Without opening up something that may be uncomfortable – and I really don’t want to – with this question as a female founder, have you found have you seen or recognize, I should say any differences in the way you’ve had to approach building this company from say if it was a male-only team or male-lead team?
Look it’s hard for me to compare. I guess I’ve never been a man so I didn’t have those experiences. But jokes aside, of course I know what we are referring to. I think we still have some privileges living in London, right. And we definitely – I can’t say that we were in a very disadvantaged position in any way somewhere like London or New York – you are close to capital. It’s much easier right, to raise money. My advice to everyone is usually that – just focus on the problem you’re solving heads down. And if someone is not being gender-neutral in the sense that in your conversations you feel that there is a gendered angle there, or you don’t feel like they see you as an entrepreneur, just move on. There are so many other people! Like, you have to pick your battles losing time fighting people on something you can’t change. But what you could do is you just keep choosing to work with people who, when they look at you, all they see is an entrepreneur. Your gender is irrelevant for them, right. And I think we’ve been very lucky finding those people to work with.
You see a lot of market research. You have a good handle on its predictive value of it. As such for Streetbees – where do you see market research going say over the next two, three, five years? Where do you see Streetbees going in the next two, three, five years?
Yeah, and I mean, Mike, I think the most interesting thing here is to really follow the structural changes, right. You probably know better than (me), you’ve been in this sector a lot longer. And what I see is that in the time I got started we’ve seen budgets being cut, right, in a lot of market research departments. In even the biggest brands headcounts have been going down. Why? Because the brands expect to create the same results, if not more, with less money, right. And that’s their mandate now. What that means is they expect from the solutions.

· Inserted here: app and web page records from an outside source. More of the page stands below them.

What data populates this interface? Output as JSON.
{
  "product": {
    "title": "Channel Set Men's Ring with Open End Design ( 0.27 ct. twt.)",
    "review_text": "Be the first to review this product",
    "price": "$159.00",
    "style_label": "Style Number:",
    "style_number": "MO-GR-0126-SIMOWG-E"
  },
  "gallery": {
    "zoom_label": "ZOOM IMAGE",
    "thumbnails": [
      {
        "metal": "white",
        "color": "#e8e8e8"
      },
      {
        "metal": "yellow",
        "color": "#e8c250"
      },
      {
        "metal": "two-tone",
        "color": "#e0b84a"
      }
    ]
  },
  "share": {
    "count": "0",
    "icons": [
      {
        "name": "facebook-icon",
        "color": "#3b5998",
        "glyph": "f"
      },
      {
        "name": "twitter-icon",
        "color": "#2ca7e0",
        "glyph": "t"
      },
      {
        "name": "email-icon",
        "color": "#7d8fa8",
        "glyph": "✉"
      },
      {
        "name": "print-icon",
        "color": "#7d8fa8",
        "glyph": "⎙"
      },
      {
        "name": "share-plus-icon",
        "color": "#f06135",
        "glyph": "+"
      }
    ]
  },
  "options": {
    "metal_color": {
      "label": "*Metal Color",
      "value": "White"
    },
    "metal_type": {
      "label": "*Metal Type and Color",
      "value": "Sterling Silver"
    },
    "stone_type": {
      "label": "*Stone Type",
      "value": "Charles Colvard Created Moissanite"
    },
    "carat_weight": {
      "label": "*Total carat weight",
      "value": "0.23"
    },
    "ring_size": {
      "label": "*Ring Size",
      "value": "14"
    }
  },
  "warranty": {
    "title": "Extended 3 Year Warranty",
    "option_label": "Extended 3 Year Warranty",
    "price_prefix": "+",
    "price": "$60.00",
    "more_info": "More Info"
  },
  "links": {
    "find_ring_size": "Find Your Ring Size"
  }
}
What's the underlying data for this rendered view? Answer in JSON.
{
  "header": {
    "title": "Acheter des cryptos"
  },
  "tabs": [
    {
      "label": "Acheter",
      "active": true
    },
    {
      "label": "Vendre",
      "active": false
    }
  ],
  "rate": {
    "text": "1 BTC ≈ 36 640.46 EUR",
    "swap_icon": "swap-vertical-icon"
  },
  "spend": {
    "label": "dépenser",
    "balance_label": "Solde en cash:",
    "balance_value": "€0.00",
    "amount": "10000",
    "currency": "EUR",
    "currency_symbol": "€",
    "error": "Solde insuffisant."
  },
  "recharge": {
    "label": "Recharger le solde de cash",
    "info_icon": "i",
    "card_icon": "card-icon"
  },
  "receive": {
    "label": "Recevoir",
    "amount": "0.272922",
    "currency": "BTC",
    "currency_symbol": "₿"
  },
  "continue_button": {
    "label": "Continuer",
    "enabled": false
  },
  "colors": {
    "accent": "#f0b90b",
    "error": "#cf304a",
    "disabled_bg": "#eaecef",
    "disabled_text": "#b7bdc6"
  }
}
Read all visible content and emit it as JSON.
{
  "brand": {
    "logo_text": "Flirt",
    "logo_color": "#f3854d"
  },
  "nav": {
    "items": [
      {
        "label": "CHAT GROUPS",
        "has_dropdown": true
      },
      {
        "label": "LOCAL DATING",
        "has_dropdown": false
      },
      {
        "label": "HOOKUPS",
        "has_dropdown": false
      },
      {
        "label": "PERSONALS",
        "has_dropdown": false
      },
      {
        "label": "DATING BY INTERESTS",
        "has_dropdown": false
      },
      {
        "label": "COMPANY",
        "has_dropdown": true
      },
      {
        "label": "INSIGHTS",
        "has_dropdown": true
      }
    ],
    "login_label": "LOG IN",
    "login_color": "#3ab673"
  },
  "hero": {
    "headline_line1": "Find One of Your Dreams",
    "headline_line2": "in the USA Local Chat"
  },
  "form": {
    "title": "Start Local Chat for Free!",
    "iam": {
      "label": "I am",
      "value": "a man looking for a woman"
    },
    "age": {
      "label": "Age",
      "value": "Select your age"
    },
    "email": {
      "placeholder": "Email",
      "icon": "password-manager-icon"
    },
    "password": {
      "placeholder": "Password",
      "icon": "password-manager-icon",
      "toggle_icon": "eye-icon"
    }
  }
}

It’s like coming back to that infamous Ford car, right. You can’t keep adding more horses, you need a car now. You need a car engine, right. And I think that’s the biggest change the sector needed. Like when you look at more traditional players, they keep improving but it’s just adding more horses to the carriage whereas what we brought to the market is – forget about older structures right, we are not gonna do this in a way that’s gonna fundamentally change your cost base. And I see a lot of other companies starting to come to the space with that mentality. It’s not so much about “we can do this faster, cheaper but it still delivers the same result,” it’s more about you need an execution tool doing research for the sake of research. No one has money for that anymore, right. So whatever you do to understand the consumer needs to have justified quantifiable results on your top line, right. And if you can’t make that connection to the top line and the change that’s happening on the top line, it’s very hard to, you know, justify your existence.
Very difficult. Yeah, all kinds of industry stats to prove that out. Well, Tugce, thank you so much. I could personally continue this conversation for another couple of hours but I won’t do that to your schedule. But I’ll simply say that for readers and viewers of TheCustomer, we try and focus our efforts on innovative approaches to customer engagement and customer insights and customer technologies, and I would just say, please pay attention to what Streetbees is doing. Tugce, it’s been a pleasure speaking with you. Thank you so much.
Likewise Mike, thanks so much for having me.